Assignment - The entries are to be repeated exactly, with all pictures omitted.

Items from an interface collection
● ● ●
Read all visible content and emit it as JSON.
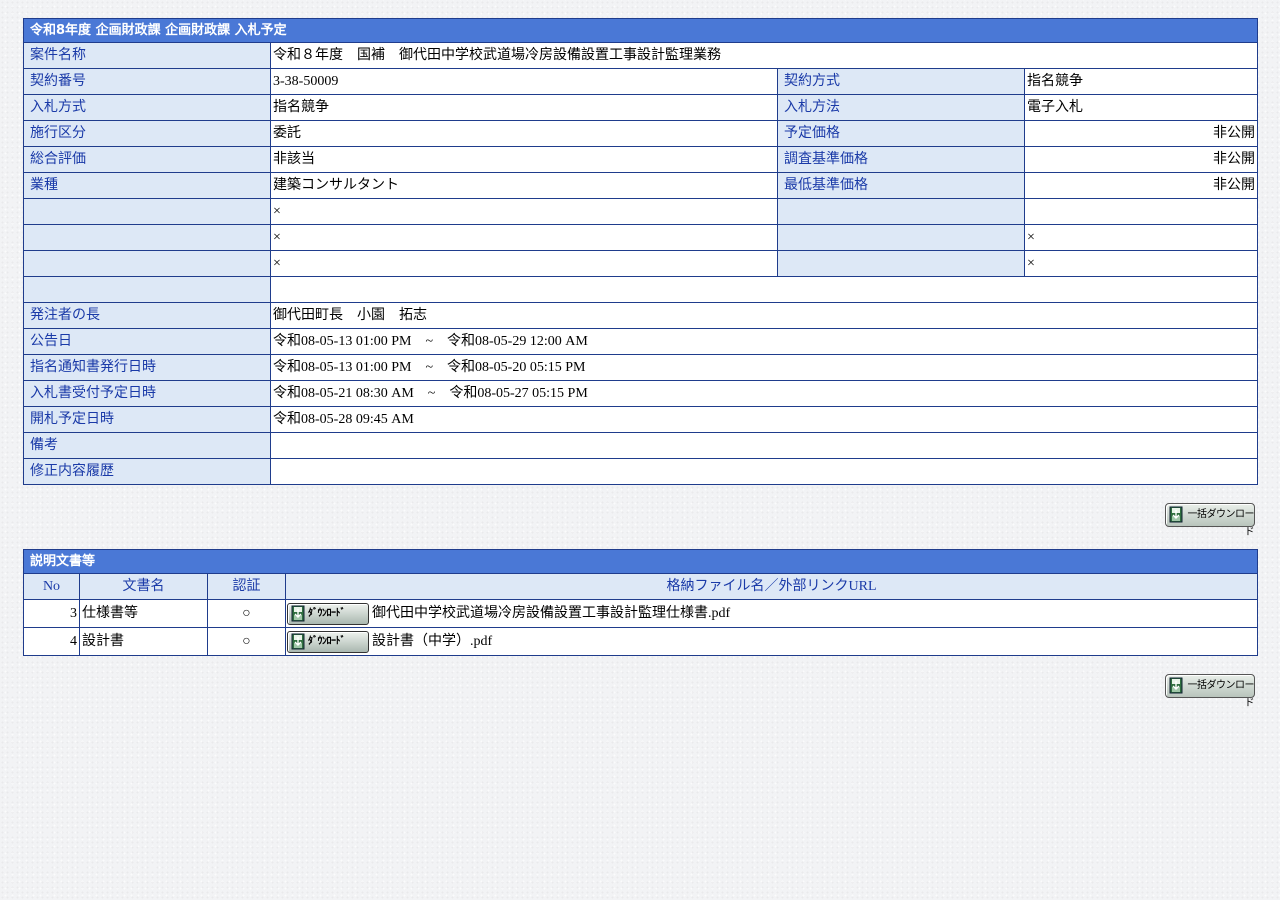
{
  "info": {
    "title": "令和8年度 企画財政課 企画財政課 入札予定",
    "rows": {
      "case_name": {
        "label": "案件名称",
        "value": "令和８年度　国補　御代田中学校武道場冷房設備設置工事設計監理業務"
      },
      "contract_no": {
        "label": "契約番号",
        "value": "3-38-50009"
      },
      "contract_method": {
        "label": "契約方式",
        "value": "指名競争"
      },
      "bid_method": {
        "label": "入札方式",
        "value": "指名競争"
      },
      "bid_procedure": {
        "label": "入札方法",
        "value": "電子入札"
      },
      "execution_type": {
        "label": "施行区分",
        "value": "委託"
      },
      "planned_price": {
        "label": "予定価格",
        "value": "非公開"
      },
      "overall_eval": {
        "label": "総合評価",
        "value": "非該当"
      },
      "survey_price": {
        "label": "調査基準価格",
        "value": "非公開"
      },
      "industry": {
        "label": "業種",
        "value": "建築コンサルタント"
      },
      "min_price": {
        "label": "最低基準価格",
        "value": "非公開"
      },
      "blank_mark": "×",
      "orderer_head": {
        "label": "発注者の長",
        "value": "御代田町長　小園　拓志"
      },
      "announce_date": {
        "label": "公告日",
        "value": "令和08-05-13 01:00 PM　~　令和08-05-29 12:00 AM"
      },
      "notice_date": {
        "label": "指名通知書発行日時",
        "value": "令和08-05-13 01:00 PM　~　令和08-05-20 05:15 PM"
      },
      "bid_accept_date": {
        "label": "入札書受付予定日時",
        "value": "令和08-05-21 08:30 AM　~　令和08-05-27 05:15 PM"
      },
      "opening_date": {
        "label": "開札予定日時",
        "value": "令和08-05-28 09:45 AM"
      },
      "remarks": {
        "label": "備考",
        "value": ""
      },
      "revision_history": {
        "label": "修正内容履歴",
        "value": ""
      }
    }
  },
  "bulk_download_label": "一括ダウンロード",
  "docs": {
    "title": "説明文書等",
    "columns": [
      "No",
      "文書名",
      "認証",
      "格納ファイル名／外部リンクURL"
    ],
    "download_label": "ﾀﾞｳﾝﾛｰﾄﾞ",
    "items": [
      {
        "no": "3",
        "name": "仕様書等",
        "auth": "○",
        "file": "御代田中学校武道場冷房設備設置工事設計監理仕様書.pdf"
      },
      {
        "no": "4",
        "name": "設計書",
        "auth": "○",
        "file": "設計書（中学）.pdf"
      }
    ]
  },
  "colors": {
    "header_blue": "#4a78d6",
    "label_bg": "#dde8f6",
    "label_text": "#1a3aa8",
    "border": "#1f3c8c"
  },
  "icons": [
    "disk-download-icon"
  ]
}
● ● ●
Solution to this task -
Read all visible content and emit it as JSON.
{
  "info": {
    "title": "令和8年度 企画財政課 企画財政課 入札予定",
    "rows": {
      "case_name": {
        "label": "案件名称",
        "value": "令和８年度　国補　御代田中学校武道場冷房設備設置工事設計監理業務"
      },
      "contract_no": {
        "label": "契約番号",
        "value": "3-38-50009"
      },
      "contract_method": {
        "label": "契約方式",
        "value": "指名競争"
      },
      "bid_method": {
        "label": "入札方式",
        "value": "指名競争"
      },
      "bid_procedure": {
        "label": "入札方法",
        "value": "電子入札"
      },
      "execution_type": {
        "label": "施行区分",
        "value": "委託"
      },
      "planned_price": {
        "label": "予定価格",
        "value": "非公開"
      },
      "overall_eval": {
        "label": "総合評価",
        "value": "非該当"
      },
      "survey_price": {
        "label": "調査基準価格",
        "value": "非公開"
      },
      "industry": {
        "label": "業種",
        "value": "建築コンサルタント"
      },
      "min_price": {
        "label": "最低基準価格",
        "value": "非公開"
      },
      "blank_mark": "×",
      "orderer_head": {
        "label": "発注者の長",
        "value": "御代田町長　小園　拓志"
      },
      "announce_date": {
        "label": "公告日",
        "value": "令和08-05-13 01:00 PM　~　令和08-05-29 12:00 AM"
      },
      "notice_date": {
        "label": "指名通知書発行日時",
        "value": "令和08-05-13 01:00 PM　~　令和08-05-20 05:15 PM"
      },
      "bid_accept_date": {
        "label": "入札書受付予定日時",
        "value": "令和08-05-21 08:30 AM　~　令和08-05-27 05:15 PM"
      },
      "opening_date": {
        "label": "開札予定日時",
        "value": "令和08-05-28 09:45 AM"
      },
      "remarks": {
        "label": "備考",
        "value": ""
      },
      "revision_history": {
        "label": "修正内容履歴",
        "value": ""
      }
    }
  },
  "bulk_download_label": "一括ダウンロード",
  "docs": {
    "title": "説明文書等",
    "columns": [
      "No",
      "文書名",
      "認証",
      "格納ファイル名／外部リンクURL"
    ],
    "download_label": "ﾀﾞｳﾝﾛｰﾄﾞ",
    "items": [
      {
        "no": "3",
        "name": "仕様書等",
        "auth": "○",
        "file": "御代田中学校武道場冷房設備設置工事設計監理仕様書.pdf"
      },
      {
        "no": "4",
        "name": "設計書",
        "auth": "○",
        "file": "設計書（中学）.pdf"
      }
    ]
  },
  "colors": {
    "header_blue": "#4a78d6",
    "label_bg": "#dde8f6",
    "label_text": "#1a3aa8",
    "border": "#1f3c8c"
  },
  "icons": [
    "disk-download-icon"
  ]
}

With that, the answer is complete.